But an artist reaching the third stage will blend his spirit and life with the mountain that he sees. An artist who reaches this stage will immerse himself in the subject matter and come out with an art piece with his own interpretation, showing a different kind of enlightenment.
Color as constant
My father exerts efforts to achieve the third stage of seeing a mountain, resulting in semi-abstract paintings that blend his feelings and sentiments with the essence of the subject matter.
The standard with which to measure a painting, he says, lies in the expression of the artist’s own interpretation of the subject matter, not just the mere representation of it. A painter uses his subjective ideas and emotions to present the subject matter in his unique way.
The result is a figurative work with the effect of abstraction, and an abstract image with a figurative form. “It should not be dissimilar, but it should not have total similarity,” he says.
“Semi-abstraction is the most demanding and by far the most difficult to achieve,” he explains. “It is a matter of carrying the design further in terms of pattern, and color in particular, and yet not to make the original subject unrecognizable. It is halfway between description and abstraction.”

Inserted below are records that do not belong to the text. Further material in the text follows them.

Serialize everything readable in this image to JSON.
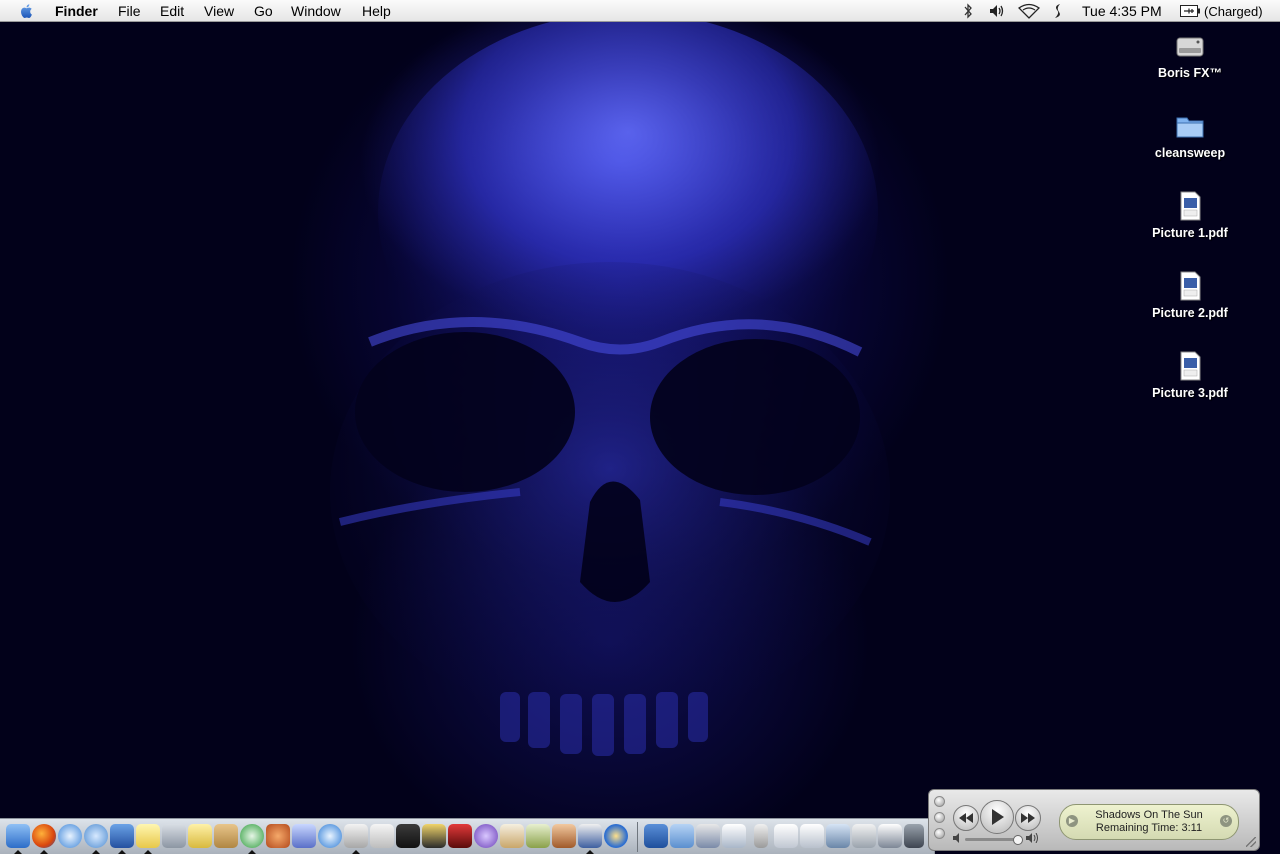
{
  "menubar": {
    "app_name": "Finder",
    "menus": [
      "File",
      "Edit",
      "View",
      "Go",
      "Window",
      "Help"
    ],
    "clock": "Tue 4:35 PM",
    "battery_status": "(Charged)",
    "status_icons": [
      "bluetooth-icon",
      "volume-icon",
      "wifi-icon",
      "script-icon",
      "battery-icon"
    ]
  },
  "desktop": {
    "icons": [
      {
        "label": "Boris  FX™",
        "icon": "hard-drive-icon"
      },
      {
        "label": "cleansweep",
        "icon": "folder-icon"
      },
      {
        "label": "Picture 1.pdf",
        "icon": "pdf-file-icon"
      },
      {
        "label": "Picture 2.pdf",
        "icon": "pdf-file-icon"
      },
      {
        "label": "Picture 3.pdf",
        "icon": "pdf-file-icon"
      }
    ]
  },
  "itunes": {
    "song": "Shadows On The Sun",
    "remaining": "Remaining Time: 3:11"
  },
  "colors": {
    "wallpaper_dark": "#02011a",
    "skull_blue": "#3b3fe0",
    "menubar_bg": "#f2f2f2",
    "lcd_bg": "#e2e6c0"
  }
}
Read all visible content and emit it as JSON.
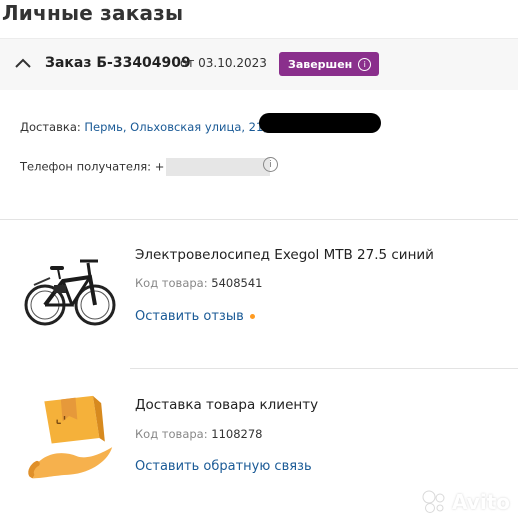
{
  "page": {
    "title": "Личные заказы"
  },
  "order": {
    "number": "Заказ Б-33404909",
    "date": "от 03.10.2023",
    "status": "Завершен",
    "status_color": "#8a2f8c"
  },
  "details": {
    "delivery_label": "Доставка:",
    "delivery_address": "Пермь, Ольховская улица, 21,",
    "phone_label": "Телефон получателя:",
    "phone_prefix": "+"
  },
  "products": [
    {
      "title": "Электровелосипед Exegol MTB 27.5 синий",
      "code_label": "Код товара:",
      "code": "5408541",
      "action": "Оставить отзыв",
      "icon": "bicycle-icon"
    },
    {
      "title": "Доставка товара клиенту",
      "code_label": "Код товара:",
      "code": "1108278",
      "action": "Оставить обратную связь",
      "icon": "delivery-box-icon"
    }
  ],
  "watermark": {
    "text": "Avito"
  },
  "colors": {
    "link": "#1a5a96",
    "accent_dot": "#ff9b21"
  }
}
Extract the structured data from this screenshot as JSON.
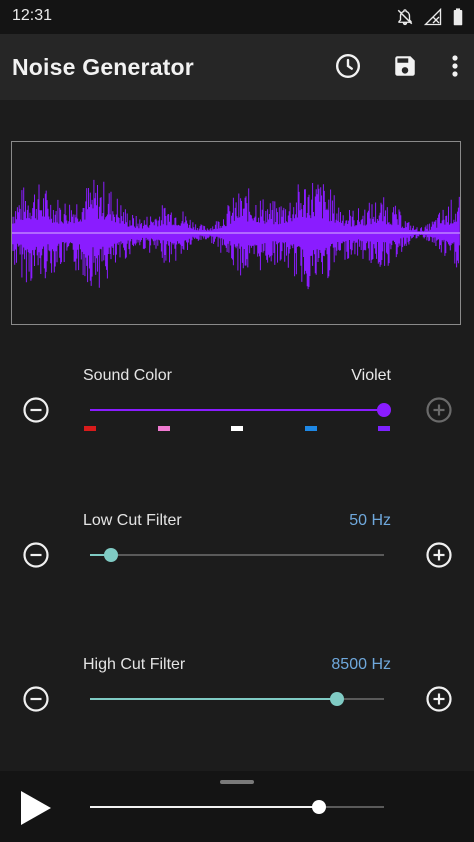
{
  "status_bar": {
    "time": "12:31",
    "icons": [
      "notifications-off-icon",
      "no-signal-icon",
      "battery-icon"
    ]
  },
  "app_bar": {
    "title": "Noise Generator",
    "actions": [
      "timer-clock-icon",
      "save-icon",
      "more-vert-icon"
    ]
  },
  "waveform": {
    "color": "#8a1cff",
    "baseline_color": "#d8b4ff"
  },
  "controls": {
    "sound_color": {
      "label": "Sound Color",
      "value": "Violet",
      "level_fraction": 1.0,
      "accent": "#8a1cff",
      "value_color": "#e8e8e8",
      "markers": [
        {
          "name": "red",
          "color": "#d81b1b"
        },
        {
          "name": "pink",
          "color": "#f07ad0"
        },
        {
          "name": "white",
          "color": "#ffffff"
        },
        {
          "name": "blue",
          "color": "#1e88e5"
        },
        {
          "name": "violet",
          "color": "#7e22ff"
        }
      ]
    },
    "low_cut": {
      "label": "Low Cut Filter",
      "value": "50 Hz",
      "level_fraction": 0.07,
      "accent": "#80cbc4",
      "value_color": "#6fa8dc"
    },
    "high_cut": {
      "label": "High Cut Filter",
      "value": "8500 Hz",
      "level_fraction": 0.84,
      "accent": "#80cbc4",
      "value_color": "#6fa8dc"
    }
  },
  "player": {
    "play_icon": "play-icon",
    "volume_fraction": 0.78
  }
}
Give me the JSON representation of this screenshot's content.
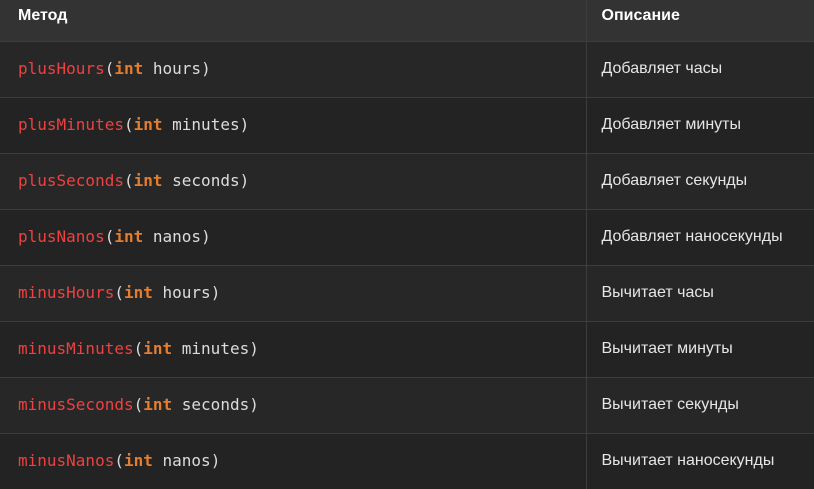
{
  "table": {
    "headers": {
      "method": "Метод",
      "description": "Описание"
    },
    "open_paren": "(",
    "close_paren": ")",
    "rows": [
      {
        "name": "plusHours",
        "type": "int",
        "param": "hours",
        "description": "Добавляет часы"
      },
      {
        "name": "plusMinutes",
        "type": "int",
        "param": "minutes",
        "description": "Добавляет минуты"
      },
      {
        "name": "plusSeconds",
        "type": "int",
        "param": "seconds",
        "description": "Добавляет секунды"
      },
      {
        "name": "plusNanos",
        "type": "int",
        "param": "nanos",
        "description": "Добавляет наносекунды"
      },
      {
        "name": "minusHours",
        "type": "int",
        "param": "hours",
        "description": "Вычитает часы"
      },
      {
        "name": "minusMinutes",
        "type": "int",
        "param": "minutes",
        "description": "Вычитает минуты"
      },
      {
        "name": "minusSeconds",
        "type": "int",
        "param": "seconds",
        "description": "Вычитает секунды"
      },
      {
        "name": "minusNanos",
        "type": "int",
        "param": "nanos",
        "description": "Вычитает наносекунды"
      }
    ]
  },
  "colors": {
    "method_name": "#ef4141",
    "keyword": "#e57d2e",
    "header_background": "#333333",
    "row_background": "#272727",
    "text": "#e6e6e6"
  }
}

On color, he says: “A painting may have a form or no form at all. It may have lines or no line, but the colors are constant.”
There are two types of color, he says—“the actual natural color and the artist’s emotional color.”
He also thinks ancient Chinese painting developed two major techniques: “the multiple vanishing-point technique, which gives a painting the solid compact composition, where the emotion and thought of the artist are emphasized; and the deformation of the subject matter, which makes way for the realm of creation, and thus giving birth to the technique of exaggeration.”
His landscape painting has prominent towering mountains which provide vast expanse for visual evocation. His landscapes are not exact representations of nature but infinite reproductions of his imagination. The imposing images of mountains are not based on their original forms and natural colors; they are products of creative planning and choice of color combinations.
He calls them the “color of music and poetry.” He uses the viewpoint of the poet in observing the landscape of the real world. He expresses his own visual language resulting in a “dreamscape,” a vision of perfect artistry.
“To become a successful painter is not fortuitous,” he says. “An artist can find his own way of expressing art only after undergoing soul-searching, intensive training, tough struggling, a lot of developing and changing, and after enduring the experience of painting thousands of art pieces in the process.”
He tells aspiring artists that more important in the shaping of one’s art is the “shaping of the mind.”
“Becoming an artist is a matter of choice, decision and discipline,” he says. “If there is hard work, there will be good harvest.” (“Always be grateful!” is my father’s motto.)
I was born in Zamboanga City in 1952, and moved to Manila after getting married in 1975. In 1990, I migrated to Vancouver, Canada, with my family. Although we have lived far away from my father, my family and I cherish his character and teachings.
He is an artist who exemplifies the spirit of the lotus, pure, humble, strong-willed, optimistic and friendly; he is a true gentleman.
The James Onglepho Retrospective will open at the Art Center of the SM Megamall on Oct. 5, 6 p.m. Larui Cheng and Charles Chamsay are guests of honor. Exhibit will run until Oct. 14.